Despite his awful deals with Melquíades (a goat and a sheep for two ‘gold digging’ tools, a bunch of money for a magnifying glass, etc…) José proves that he is no fool. He discovers that the earth is round in a remarkably short amount of time, using the appropriate tools, which took philosophers, astronomers and explorers centuries to learn and prove before him. He also develops and improves his small village of Macundo by turning it into one of the “aldea(s) mas ordenada y laboriosa que cualquiera de las conocidas” (19). However, not all is accomplished without some errors, primarily his short-lived interest in alchemy, which saw the family fortune melted away into a steaming cauldron of molten metals.
The first chapter of this novel reveals José Arcadio Buendía’s struggles within this primitive village. He so greatly wishes to learn and discover anything new and amazing about the world. He even expresses his extreme desire to move away from Macundo with his entire family, unfortunately, his wife does not approve. José is also incredibly fascinated with Melquíades, who is essentially José’s only link to the outside world.

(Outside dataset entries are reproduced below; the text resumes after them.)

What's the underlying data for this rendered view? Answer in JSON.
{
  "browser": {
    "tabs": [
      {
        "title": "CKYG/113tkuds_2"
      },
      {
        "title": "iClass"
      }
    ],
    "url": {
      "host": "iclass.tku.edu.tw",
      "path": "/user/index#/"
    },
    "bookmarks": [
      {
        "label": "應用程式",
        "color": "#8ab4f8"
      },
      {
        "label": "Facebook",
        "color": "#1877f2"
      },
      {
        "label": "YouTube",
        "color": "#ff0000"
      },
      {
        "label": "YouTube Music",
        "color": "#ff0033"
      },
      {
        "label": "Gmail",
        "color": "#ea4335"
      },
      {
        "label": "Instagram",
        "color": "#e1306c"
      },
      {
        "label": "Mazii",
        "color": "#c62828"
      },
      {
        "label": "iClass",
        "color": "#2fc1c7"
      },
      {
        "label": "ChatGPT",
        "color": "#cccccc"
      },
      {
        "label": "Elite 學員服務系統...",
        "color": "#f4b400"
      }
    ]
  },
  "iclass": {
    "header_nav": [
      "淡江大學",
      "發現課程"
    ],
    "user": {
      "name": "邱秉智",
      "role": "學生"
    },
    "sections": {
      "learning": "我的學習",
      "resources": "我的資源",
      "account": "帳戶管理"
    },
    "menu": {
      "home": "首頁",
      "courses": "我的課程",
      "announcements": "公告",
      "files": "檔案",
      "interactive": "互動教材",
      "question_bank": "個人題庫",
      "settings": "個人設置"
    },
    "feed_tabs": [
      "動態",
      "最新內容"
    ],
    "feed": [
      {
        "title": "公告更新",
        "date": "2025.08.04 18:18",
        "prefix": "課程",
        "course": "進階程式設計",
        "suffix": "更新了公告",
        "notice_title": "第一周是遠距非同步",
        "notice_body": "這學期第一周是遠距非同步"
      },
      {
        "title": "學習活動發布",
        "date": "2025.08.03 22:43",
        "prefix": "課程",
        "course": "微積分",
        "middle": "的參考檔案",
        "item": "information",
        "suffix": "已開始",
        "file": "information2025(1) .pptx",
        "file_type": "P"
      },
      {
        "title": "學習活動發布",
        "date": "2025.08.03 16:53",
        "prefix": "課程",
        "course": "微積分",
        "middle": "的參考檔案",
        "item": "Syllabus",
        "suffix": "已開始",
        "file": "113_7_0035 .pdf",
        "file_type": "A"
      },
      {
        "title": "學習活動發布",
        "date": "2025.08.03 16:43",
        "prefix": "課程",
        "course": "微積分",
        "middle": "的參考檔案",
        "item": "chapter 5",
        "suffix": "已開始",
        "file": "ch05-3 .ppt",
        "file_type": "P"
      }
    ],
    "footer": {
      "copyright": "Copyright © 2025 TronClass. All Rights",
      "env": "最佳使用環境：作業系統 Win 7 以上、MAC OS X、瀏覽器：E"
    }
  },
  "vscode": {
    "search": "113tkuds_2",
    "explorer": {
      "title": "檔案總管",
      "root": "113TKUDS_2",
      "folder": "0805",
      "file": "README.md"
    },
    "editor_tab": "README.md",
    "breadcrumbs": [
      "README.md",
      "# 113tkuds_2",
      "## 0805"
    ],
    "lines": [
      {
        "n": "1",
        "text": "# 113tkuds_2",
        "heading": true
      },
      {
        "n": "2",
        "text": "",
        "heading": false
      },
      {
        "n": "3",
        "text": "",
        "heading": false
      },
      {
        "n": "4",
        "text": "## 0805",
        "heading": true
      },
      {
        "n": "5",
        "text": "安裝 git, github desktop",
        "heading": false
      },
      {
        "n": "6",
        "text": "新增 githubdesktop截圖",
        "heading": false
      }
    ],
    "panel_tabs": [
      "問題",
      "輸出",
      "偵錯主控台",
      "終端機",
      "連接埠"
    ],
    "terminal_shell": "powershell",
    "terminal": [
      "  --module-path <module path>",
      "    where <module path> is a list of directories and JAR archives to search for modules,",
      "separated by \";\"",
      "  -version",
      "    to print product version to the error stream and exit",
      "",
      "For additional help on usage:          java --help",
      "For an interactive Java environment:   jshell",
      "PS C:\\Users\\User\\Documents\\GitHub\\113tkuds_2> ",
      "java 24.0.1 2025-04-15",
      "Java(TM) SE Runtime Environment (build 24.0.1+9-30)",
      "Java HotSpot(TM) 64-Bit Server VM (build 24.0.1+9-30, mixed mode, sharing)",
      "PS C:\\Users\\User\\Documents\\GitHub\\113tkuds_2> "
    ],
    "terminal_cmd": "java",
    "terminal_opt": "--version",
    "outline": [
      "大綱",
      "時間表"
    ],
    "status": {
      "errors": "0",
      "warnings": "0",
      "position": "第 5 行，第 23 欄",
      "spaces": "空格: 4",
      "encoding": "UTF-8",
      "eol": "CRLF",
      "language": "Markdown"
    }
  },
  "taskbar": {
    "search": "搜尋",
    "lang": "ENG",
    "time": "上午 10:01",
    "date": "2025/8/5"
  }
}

José expresses his frustration and negative view regarding the backwardness of his village, and the primitive men who surround him when he exclaims: “Aqui nos hemos de pudrir en vida sin recibir los beneficios de la ciencia” (23). I found the ending of this chapter quite touching in a way, because for the first time in his life, José sees ice. Sadly he is once again ripped off by the gypsies, and pays far too much simply to touch it.